Do your kids know what to do in the event of a fire in your home? Ask them…call 911? Sure, but what if they can’t get to a phone? What if they can’t get to you? What if their bedroom door is blocked? Can they open their window? Who is grabbing the pets? Did those questions freak you out just a little?
This is why making a fire & safety training at home is so important. When discussing your escape plan, your children should know two ways out of each room/area of your home and a meeting spot. They should know to test the doorknob to make sure their hands don’t get burnt and if their room is upstairs they should also know how to use a fire ladder to escape from the window. You can get rope ladders for each bedroom to help make this possible.
Click the pic to shop these items for your home.
Literally press the smoke alarm, yell FIRE and have everyone run the drill.
This step is the most important because having a plan means nothing if your family doesn’t know how to execute it! Much like the fire drills we do at school/work, you all should have a designated meeting point that is a safe distance from your home. (mailbox, neighbors home, etc.) That way everyone knows how to exit the home and where to meet for accountability purposes. Also make sure that the kids know how to stop, drop and roll. This is a good time to practice using the fire extinguisher too.
It might sound a bit dramatic but nothing should be too over the top when it comes to keeping your family safe. Make it a point to add a family fire safety & training day to your schedule in the next week or so. Whether you live with other family, in a home or an apartment it’s important that everyone is on the same page with safety tips for fire and your plan.
Now, I’m curious to know whether or not you already have fire extinguishers or a fire safety & training plan for your home? If you don’t, get started TODAY; I really hope this helps to keep all of you safe.
Wishing a warm & safe holiday season on all of you!
This is a great blog post Tina! So happy that you and the family are okay and by the grace of God things could’ve been worst but wasn’t 🙌🏾
I’m in insurance and there are still a few of these things I hadn’t done. Thank you for the reminder and for linking some helpful items
Great blog post! You reminded me of a few things!
Definitely a post worth reading and REREADING!! We tend to get so busy going about our days that oftentimes important, life saving information like this can easily get pushed to the back burner. This is a great reminder to check and replace the batteries in my smoke detector, replace my decade old fire extinguisher and see if my body is still agile enough to climb out of the windows of my house!! I’m am soooo grateful that you guys are all okay!! Thank God!!!

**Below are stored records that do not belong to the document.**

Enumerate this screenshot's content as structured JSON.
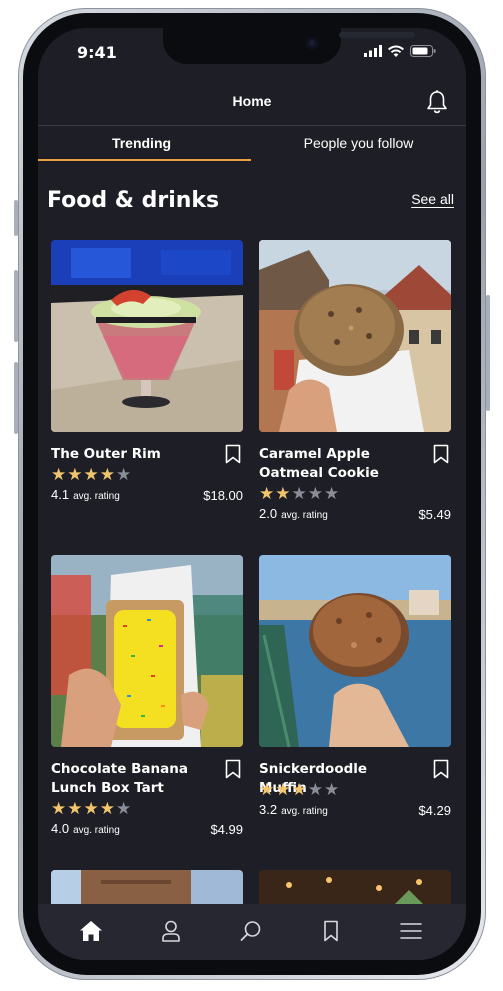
{
  "status_bar": {
    "time": "9:41"
  },
  "header": {
    "title": "Home"
  },
  "tabs": [
    {
      "label": "Trending",
      "active": true
    },
    {
      "label": "People you follow",
      "active": false
    }
  ],
  "section": {
    "title": "Food & drinks",
    "see_all_label": "See all"
  },
  "cards": [
    {
      "name": "The Outer Rim",
      "stars": 4,
      "rating": "4.1",
      "rating_caption": "avg. rating",
      "price": "$18.00",
      "photo": "cocktail-photo"
    },
    {
      "name": "Caramel Apple Oatmeal Cookie",
      "stars": 2,
      "rating": "2.0",
      "rating_caption": "avg. rating",
      "price": "$5.49",
      "photo": "cookie-photo"
    },
    {
      "name": "Chocolate Banana Lunch Box Tart",
      "stars": 4,
      "rating": "4.0",
      "rating_caption": "avg. rating",
      "price": "$4.99",
      "photo": "tart-photo"
    },
    {
      "name": "Snickerdoodle Muffin",
      "stars": 3,
      "rating": "3.2",
      "rating_caption": "avg. rating",
      "price": "$4.29",
      "photo": "muffin-photo"
    }
  ],
  "colors": {
    "accent": "#e8a13b",
    "star": "#f2c46d",
    "background": "#1d1e26"
  },
  "bottom_nav": [
    "home-icon",
    "profile-icon",
    "search-icon",
    "bookmark-icon",
    "menu-icon"
  ]
}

[…] What better way to cheer up than with some delicious food? A study by The Journal of Positive Psychology, found that when people engage in small creative activities, they are more relaxed and happier in everyday life. Cooking or baking is a great way to bond with family and friends while putting your creativity to the test. One way to do this is to get a group together and have a cooking competition. Being able to get creative with loved ones will lift your spirits. And the added element of competition is sure to bring some added exhilaration. There is no shortage of fun cooking contests to try out. The possibilities are endless so hit the kitchen and get cooking, just be sure to take necessary safety precautions! […]
Thank you for bringing it up!
Also, remember to clean the space around your heating units. Lint and dust are highly flammable and even a little spark is enough to make them catch fire. You can avoid dust build-up by vacuuming inside and around your furnace every month. For wall furnaces, clean inside the burner compartments. Clean this area at least once a month during winter to avoid lint buildup. For natural gas furnaces, the flame should burn blue. Orange or yellow flames may mean your furnace needs cleaning or adjusting by a professional.